* **WHAT TO DO**
Each entry must be restated word for word, with nothing omitted.

* **DATA EXTRACTS**
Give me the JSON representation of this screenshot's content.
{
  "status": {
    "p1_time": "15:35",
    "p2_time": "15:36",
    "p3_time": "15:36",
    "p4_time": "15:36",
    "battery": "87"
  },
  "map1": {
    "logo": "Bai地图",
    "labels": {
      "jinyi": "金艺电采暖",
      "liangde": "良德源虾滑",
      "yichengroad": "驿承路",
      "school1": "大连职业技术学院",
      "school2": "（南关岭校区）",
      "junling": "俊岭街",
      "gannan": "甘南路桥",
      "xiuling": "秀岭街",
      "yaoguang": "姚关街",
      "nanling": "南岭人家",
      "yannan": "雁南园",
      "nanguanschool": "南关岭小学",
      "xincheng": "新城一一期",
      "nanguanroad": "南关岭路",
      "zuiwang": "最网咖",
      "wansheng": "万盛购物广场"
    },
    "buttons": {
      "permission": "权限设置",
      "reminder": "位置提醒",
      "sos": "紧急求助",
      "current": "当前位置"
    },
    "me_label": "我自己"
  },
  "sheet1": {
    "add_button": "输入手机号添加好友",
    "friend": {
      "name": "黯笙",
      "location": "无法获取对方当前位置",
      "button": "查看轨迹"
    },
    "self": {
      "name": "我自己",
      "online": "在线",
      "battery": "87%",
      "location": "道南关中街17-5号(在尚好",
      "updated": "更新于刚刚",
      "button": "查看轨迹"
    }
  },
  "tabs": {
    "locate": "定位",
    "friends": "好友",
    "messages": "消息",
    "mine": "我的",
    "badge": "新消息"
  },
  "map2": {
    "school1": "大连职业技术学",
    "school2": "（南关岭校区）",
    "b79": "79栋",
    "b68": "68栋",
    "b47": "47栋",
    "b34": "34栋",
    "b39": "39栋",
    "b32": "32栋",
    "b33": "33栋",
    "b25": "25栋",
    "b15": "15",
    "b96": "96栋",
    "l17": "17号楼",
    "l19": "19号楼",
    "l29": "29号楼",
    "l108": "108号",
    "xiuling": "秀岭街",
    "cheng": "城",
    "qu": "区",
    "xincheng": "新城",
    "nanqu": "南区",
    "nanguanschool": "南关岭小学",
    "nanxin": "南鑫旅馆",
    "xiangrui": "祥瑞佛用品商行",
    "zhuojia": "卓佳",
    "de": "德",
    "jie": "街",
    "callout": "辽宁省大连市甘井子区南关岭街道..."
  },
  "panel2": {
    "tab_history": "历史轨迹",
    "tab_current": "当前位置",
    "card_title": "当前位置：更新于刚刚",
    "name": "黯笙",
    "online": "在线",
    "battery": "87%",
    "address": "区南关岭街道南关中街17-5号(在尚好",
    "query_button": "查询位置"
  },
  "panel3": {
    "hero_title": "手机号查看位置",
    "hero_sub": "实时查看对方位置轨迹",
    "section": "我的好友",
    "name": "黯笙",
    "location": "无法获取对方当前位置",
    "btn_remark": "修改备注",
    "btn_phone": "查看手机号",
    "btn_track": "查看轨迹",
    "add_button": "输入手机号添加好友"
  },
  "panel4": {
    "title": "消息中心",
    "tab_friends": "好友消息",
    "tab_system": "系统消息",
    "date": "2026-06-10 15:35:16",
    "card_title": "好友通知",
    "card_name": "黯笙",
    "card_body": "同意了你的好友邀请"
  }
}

* **WRITTEN ANSWER**
Give me the JSON representation of this screenshot's content.
{
  "status": {
    "p1_time": "15:35",
    "p2_time": "15:36",
    "p3_time": "15:36",
    "p4_time": "15:36",
    "battery": "87"
  },
  "map1": {
    "logo": "Bai地图",
    "labels": {
      "jinyi": "金艺电采暖",
      "liangde": "良德源虾滑",
      "yichengroad": "驿承路",
      "school1": "大连职业技术学院",
      "school2": "（南关岭校区）",
      "junling": "俊岭街",
      "gannan": "甘南路桥",
      "xiuling": "秀岭街",
      "yaoguang": "姚关街",
      "nanling": "南岭人家",
      "yannan": "雁南园",
      "nanguanschool": "南关岭小学",
      "xincheng": "新城一一期",
      "nanguanroad": "南关岭路",
      "zuiwang": "最网咖",
      "wansheng": "万盛购物广场"
    },
    "buttons": {
      "permission": "权限设置",
      "reminder": "位置提醒",
      "sos": "紧急求助",
      "current": "当前位置"
    },
    "me_label": "我自己"
  },
  "sheet1": {
    "add_button": "输入手机号添加好友",
    "friend": {
      "name": "黯笙",
      "location": "无法获取对方当前位置",
      "button": "查看轨迹"
    },
    "self": {
      "name": "我自己",
      "online": "在线",
      "battery": "87%",
      "location": "道南关中街17-5号(在尚好",
      "updated": "更新于刚刚",
      "button": "查看轨迹"
    }
  },
  "tabs": {
    "locate": "定位",
    "friends": "好友",
    "messages": "消息",
    "mine": "我的",
    "badge": "新消息"
  },
  "map2": {
    "school1": "大连职业技术学",
    "school2": "（南关岭校区）",
    "b79": "79栋",
    "b68": "68栋",
    "b47": "47栋",
    "b34": "34栋",
    "b39": "39栋",
    "b32": "32栋",
    "b33": "33栋",
    "b25": "25栋",
    "b15": "15",
    "b96": "96栋",
    "l17": "17号楼",
    "l19": "19号楼",
    "l29": "29号楼",
    "l108": "108号",
    "xiuling": "秀岭街",
    "cheng": "城",
    "qu": "区",
    "xincheng": "新城",
    "nanqu": "南区",
    "nanguanschool": "南关岭小学",
    "nanxin": "南鑫旅馆",
    "xiangrui": "祥瑞佛用品商行",
    "zhuojia": "卓佳",
    "de": "德",
    "jie": "街",
    "callout": "辽宁省大连市甘井子区南关岭街道..."
  },
  "panel2": {
    "tab_history": "历史轨迹",
    "tab_current": "当前位置",
    "card_title": "当前位置：更新于刚刚",
    "name": "黯笙",
    "online": "在线",
    "battery": "87%",
    "address": "区南关岭街道南关中街17-5号(在尚好",
    "query_button": "查询位置"
  },
  "panel3": {
    "hero_title": "手机号查看位置",
    "hero_sub": "实时查看对方位置轨迹",
    "section": "我的好友",
    "name": "黯笙",
    "location": "无法获取对方当前位置",
    "btn_remark": "修改备注",
    "btn_phone": "查看手机号",
    "btn_track": "查看轨迹",
    "add_button": "输入手机号添加好友"
  },
  "panel4": {
    "title": "消息中心",
    "tab_friends": "好友消息",
    "tab_system": "系统消息",
    "date": "2026-06-10 15:35:16",
    "card_title": "好友通知",
    "card_name": "黯笙",
    "card_body": "同意了你的好友邀请"
  }
}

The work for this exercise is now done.